#### YOUR ASSIGNMENT:
Could you copy the data that follows exactly as written, but drop the pictures?

[Records from a collection]
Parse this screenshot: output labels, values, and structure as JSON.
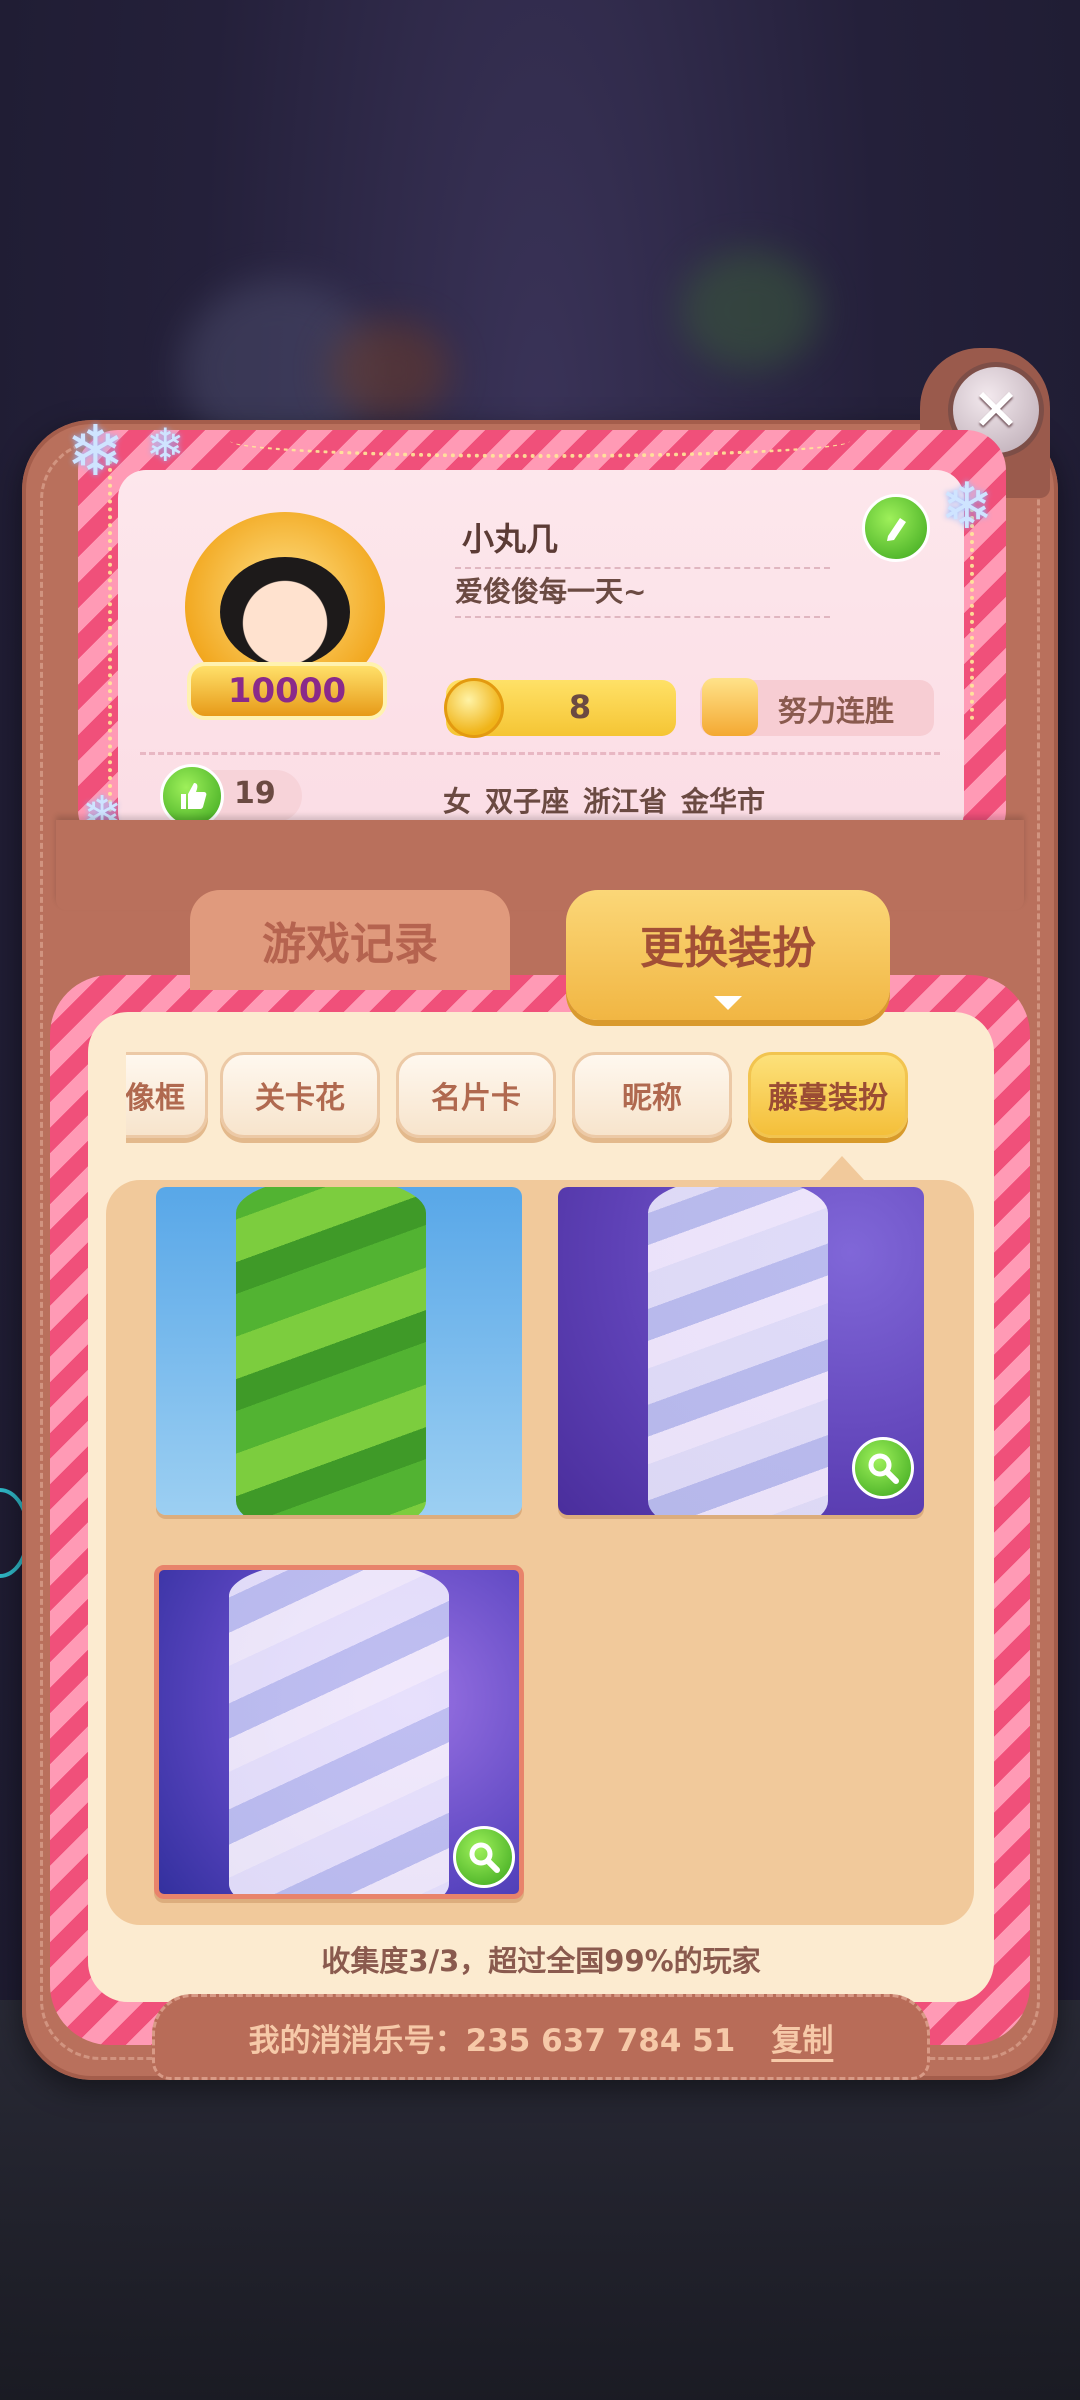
{
  "close": {
    "glyph": "✕"
  },
  "profile": {
    "avatar_badge": "10000",
    "name": "小丸几",
    "signature": "爱俊俊每一天~",
    "coins": "8",
    "streak_label": "努力连胜",
    "likes": "19",
    "info": [
      "女",
      "双子座",
      "浙江省",
      "金华市"
    ]
  },
  "tabs": {
    "left": "游戏记录",
    "right": "更换装扮"
  },
  "chips": [
    "像框",
    "关卡花",
    "名片卡",
    "昵称",
    "藤蔓装扮"
  ],
  "active_chip": "藤蔓装扮",
  "items": [
    {
      "name": "green-vine",
      "zoom": false,
      "selected": false
    },
    {
      "name": "crystal-vine",
      "zoom": true,
      "selected": false
    },
    {
      "name": "crystal-heart-vine",
      "zoom": true,
      "selected": true
    }
  ],
  "collection_text": "收集度3/3，超过全国99%的玩家",
  "footer": {
    "id_text": "我的消消乐号：235 637 784 51",
    "copy_label": "复制"
  },
  "colors": {
    "accent_pink": "#f0507a",
    "gold": "#f4bf3a",
    "leather": "#b9705c"
  },
  "icons": [
    "close-icon",
    "edit-icon",
    "coin-icon",
    "like-icon",
    "zoom-icon",
    "snowflake-icon"
  ]
}
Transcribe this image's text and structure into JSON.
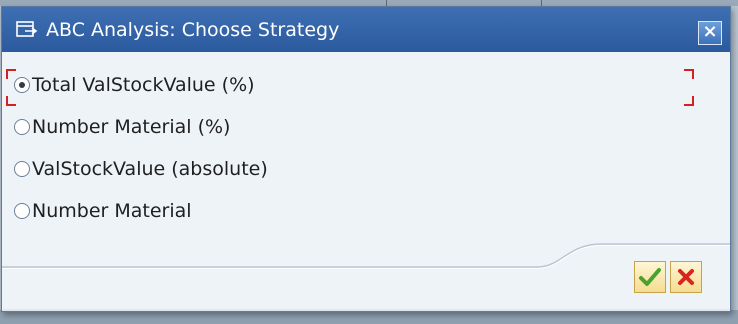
{
  "dialog": {
    "title": "ABC Analysis: Choose Strategy",
    "close_label": "×"
  },
  "options": [
    {
      "label": "Total ValStockValue (%)",
      "selected": true
    },
    {
      "label": "Number Material (%)",
      "selected": false
    },
    {
      "label": "ValStockValue (absolute)",
      "selected": false
    },
    {
      "label": "Number Material",
      "selected": false
    }
  ],
  "buttons": {
    "ok_icon": "green-check-icon",
    "cancel_icon": "red-x-icon"
  },
  "colors": {
    "title_bar": "#2b5a9e",
    "focus_marker": "#d42020",
    "ok": "#4aa12e",
    "cancel": "#d9261c"
  }
}
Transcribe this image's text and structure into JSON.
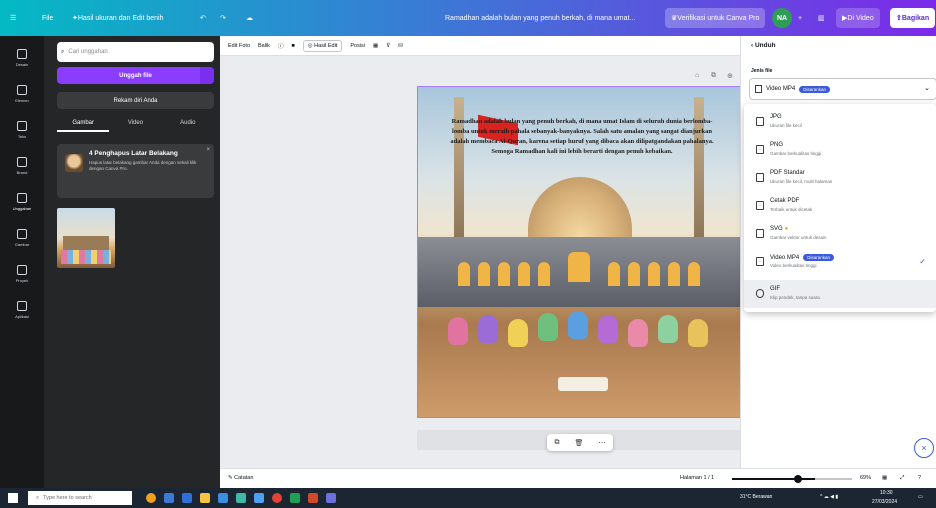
{
  "topbar": {
    "file_label": "File",
    "title": "Hasil ukuran dan Edit benih",
    "doc_title": "Ramadhan adalah bulan yang penuh berkah, di mana umat...",
    "upgrade_label": "Verifikasi untuk Canva Pro",
    "avatar_initials": "NA",
    "share_label": "Bagikan",
    "present_label": "Di Video"
  },
  "rail": {
    "items": [
      "Desain",
      "Elemen",
      "Teks",
      "Brand",
      "Unggahan",
      "Gambar",
      "Proyek",
      "Aplikasi"
    ]
  },
  "panel": {
    "search_placeholder": "Cari unggahan",
    "upload_label": "Unggah file",
    "record_label": "Rekam diri Anda",
    "tabs": [
      "Gambar",
      "Video",
      "Audio"
    ],
    "notice_title": "4 Penghapus Latar Belakang",
    "notice_desc": "Hapus latar belakang gambar Anda dengan sekali klik dengan Canva Pro."
  },
  "toolbar": {
    "edit_label": "Edit Foto",
    "crop_label": "Balik",
    "animate_label": "Hasil Edit",
    "position_label": "Posisi"
  },
  "design": {
    "caption": "Ramadhan adalah bulan yang penuh berkah, di mana umat Islam di seluruh dunia berlomba-lomba untuk meraih pahala sebanyak-banyaknya. Salah satu amalan yang sangat dianjurkan adalah membaca Al-Quran, karena setiap huruf yang dibaca akan dilipatgandakan pahalanya. Semoga Ramadhan kali ini lebih berarti dengan penuh kebaikan."
  },
  "statusbar": {
    "notes_label": "Catatan",
    "page_label": "Halaman 1 / 1",
    "zoom": "69%"
  },
  "download": {
    "header": "Unduh",
    "file_type_label": "Jenis file",
    "selected": "Video MP4",
    "selected_badge": "Disarankan",
    "options": [
      {
        "name": "JPG",
        "desc": "Ukuran file kecil"
      },
      {
        "name": "PNG",
        "desc": "Gambar berkualitas tinggi"
      },
      {
        "name": "PDF Standar",
        "desc": "Ukuran file kecil, multi halaman"
      },
      {
        "name": "Cetak PDF",
        "desc": "Terbaik untuk dicetak"
      },
      {
        "name": "SVG",
        "desc": "Gambar vektor untuk desain"
      },
      {
        "name": "Video MP4",
        "desc": "Video berkualitas tinggi",
        "badge": "Disarankan"
      },
      {
        "name": "GIF",
        "desc": "Klip pendek, tanpa suara"
      }
    ]
  },
  "taskbar": {
    "search_placeholder": "Type here to search",
    "weather": "31°C Berawan",
    "time": "10:30",
    "date": "27/03/2024"
  }
}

#### ANSWER TO THIS PROBLEM:
Parse this screenshot: output labels, values, and structure as JSON.
{
  "close": {
    "glyph": "✕"
  },
  "profile": {
    "avatar_badge": "10000",
    "name": "小丸几",
    "signature": "爱俊俊每一天~",
    "coins": "8",
    "streak_label": "努力连胜",
    "likes": "19",
    "info": [
      "女",
      "双子座",
      "浙江省",
      "金华市"
    ]
  },
  "tabs": {
    "left": "游戏记录",
    "right": "更换装扮"
  },
  "chips": [
    "像框",
    "关卡花",
    "名片卡",
    "昵称",
    "藤蔓装扮"
  ],
  "active_chip": "藤蔓装扮",
  "items": [
    {
      "name": "green-vine",
      "zoom": false,
      "selected": false
    },
    {
      "name": "crystal-vine",
      "zoom": true,
      "selected": false
    },
    {
      "name": "crystal-heart-vine",
      "zoom": true,
      "selected": true
    }
  ],
  "collection_text": "收集度3/3，超过全国99%的玩家",
  "footer": {
    "id_text": "我的消消乐号：235 637 784 51",
    "copy_label": "复制"
  },
  "colors": {
    "accent_pink": "#f0507a",
    "gold": "#f4bf3a",
    "leather": "#b9705c"
  },
  "icons": [
    "close-icon",
    "edit-icon",
    "coin-icon",
    "like-icon",
    "zoom-icon",
    "snowflake-icon"
  ]
}
Transcribe this image's text and structure into JSON.
{
  "dialog": {
    "title": "ABC Analysis: Choose Strategy",
    "close_label": "×"
  },
  "options": [
    {
      "label": "Total ValStockValue (%)",
      "selected": true
    },
    {
      "label": "Number Material (%)",
      "selected": false
    },
    {
      "label": "ValStockValue (absolute)",
      "selected": false
    },
    {
      "label": "Number Material",
      "selected": false
    }
  ],
  "buttons": {
    "ok_icon": "green-check-icon",
    "cancel_icon": "red-x-icon"
  },
  "colors": {
    "title_bar": "#2b5a9e",
    "focus_marker": "#d42020",
    "ok": "#4aa12e",
    "cancel": "#d9261c"
  }
}
Transcribe this image's text and structure into JSON.
{
  "topbar": {
    "file_label": "File",
    "title": "Hasil ukuran dan Edit benih",
    "doc_title": "Ramadhan adalah bulan yang penuh berkah, di mana umat...",
    "upgrade_label": "Verifikasi untuk Canva Pro",
    "avatar_initials": "NA",
    "share_label": "Bagikan",
    "present_label": "Di Video"
  },
  "rail": {
    "items": [
      "Desain",
      "Elemen",
      "Teks",
      "Brand",
      "Unggahan",
      "Gambar",
      "Proyek",
      "Aplikasi"
    ]
  },
  "panel": {
    "search_placeholder": "Cari unggahan",
    "upload_label": "Unggah file",
    "record_label": "Rekam diri Anda",
    "tabs": [
      "Gambar",
      "Video",
      "Audio"
    ],
    "notice_title": "4 Penghapus Latar Belakang",
    "notice_desc": "Hapus latar belakang gambar Anda dengan sekali klik dengan Canva Pro."
  },
  "toolbar": {
    "edit_label": "Edit Foto",
    "crop_label": "Balik",
    "animate_label": "Hasil Edit",
    "position_label": "Posisi"
  },
  "design": {
    "caption": "Ramadhan adalah bulan yang penuh berkah, di mana umat Islam di seluruh dunia berlomba-lomba untuk meraih pahala sebanyak-banyaknya. Salah satu amalan yang sangat dianjurkan adalah membaca Al-Quran, karena setiap huruf yang dibaca akan dilipatgandakan pahalanya. Semoga Ramadhan kali ini lebih berarti dengan penuh kebaikan."
  },
  "statusbar": {
    "notes_label": "Catatan",
    "page_label": "Halaman 1 / 1",
    "zoom": "69%"
  },
  "download": {
    "header": "Unduh",
    "file_type_label": "Jenis file",
    "selected": "Video MP4",
    "selected_badge": "Disarankan",
    "options": [
      {
        "name": "JPG",
        "desc": "Ukuran file kecil"
      },
      {
        "name": "PNG",
        "desc": "Gambar berkualitas tinggi"
      },
      {
        "name": "PDF Standar",
        "desc": "Ukuran file kecil, multi halaman"
      },
      {
        "name": "Cetak PDF",
        "desc": "Terbaik untuk dicetak"
      },
      {
        "name": "SVG",
        "desc": "Gambar vektor untuk desain"
      },
      {
        "name": "Video MP4",
        "desc": "Video berkualitas tinggi",
        "badge": "Disarankan"
      },
      {
        "name": "GIF",
        "desc": "Klip pendek, tanpa suara"
      }
    ]
  },
  "taskbar": {
    "search_placeholder": "Type here to search",
    "weather": "31°C Berawan",
    "time": "10:30",
    "date": "27/03/2024"
  }
}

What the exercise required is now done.